In a new post this afternoon, Jesse Cross-Call at the Center on Budget and Policy Priorities reports the latest confirmation that North Carolina is shooting itself in the foot with its stubborn and shortsighted refusal to expand Medicaid to hundreds of thousands of uninsured people under the Affordable Care Act.
As a growing number of reports increasingly make clear, a state’s decision whether to expand Medicaid as part of health reform has real-life effects on its residents and its businesses. In the 26 states and the District of Columbia that have expanded Medicaid (see map), the positive benefits are already playing out. Here’s some of the latest information:
- Hospitals are providing less uncompensated care. In Arizona, hospitals reported that the Medicaid expansion is the chief reason for a 30 percent decline in the amount of uncompensated care they have provided so far this year, compared with a year ago. The Colorado Hospital Association found a similar decline in charity care through April when it surveyed hospitals in 15 states that have expanded Medicaid and 15 that have not.

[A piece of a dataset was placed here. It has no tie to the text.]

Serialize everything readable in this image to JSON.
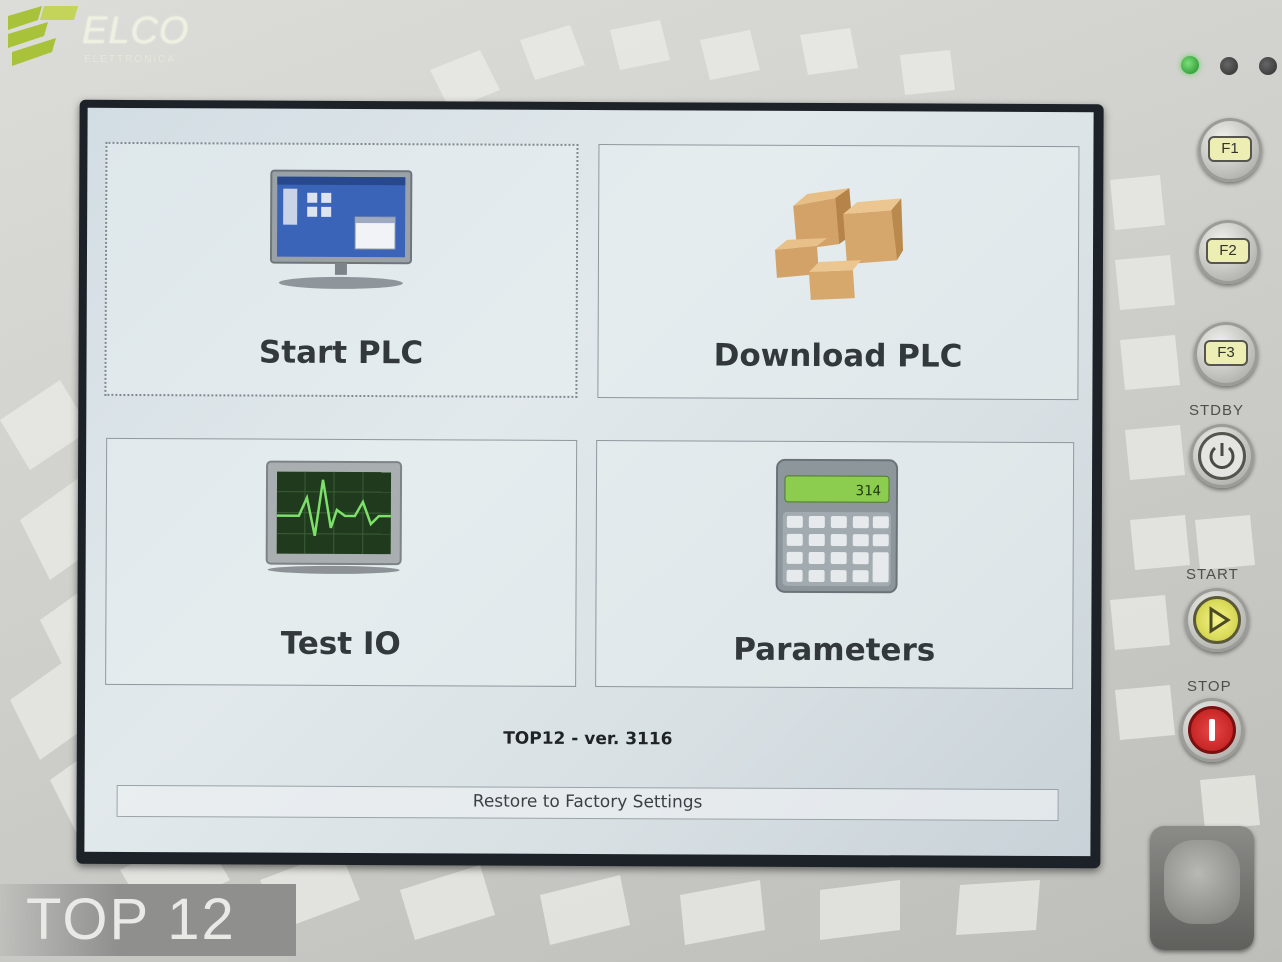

- Medicaid expansion is driving large gains in health coverage. A survey conducted by the Urban Institute finds that while the uninsurance rate is dropping across the country, states that have expanded Medicaid have seen a drop in the percentage of non-elderly adults who are uninsured by more than one-third — a 37.7 decline — while the uninsured rate fell by only 9 percent among states that haven’t expanded. A survey from the Commonwealth Fund found a similar trend.
States can opt in to the Medicaid expansion at any time, allowing them to extend coverage to millions with the federal government picking up all of the cost of the expansion through 2016 (and nearly all of the cost in the years after), as we have written. New Hampshire recently started accepting applications for its expansion, with coverage first available on August 15.
But states that refuse to expand leave a coverage gap, where people below the federal poverty line have income too high for Medicaid under prior eligibility rules but too low to qualify for federal subsidies to purchase coverage through the marketplaces. This means we’re likely to see more stories as in Tennessee where, due to the coverage gap, a couple separated so the wife’s income would be low enough to maintain her Medicaid coverage.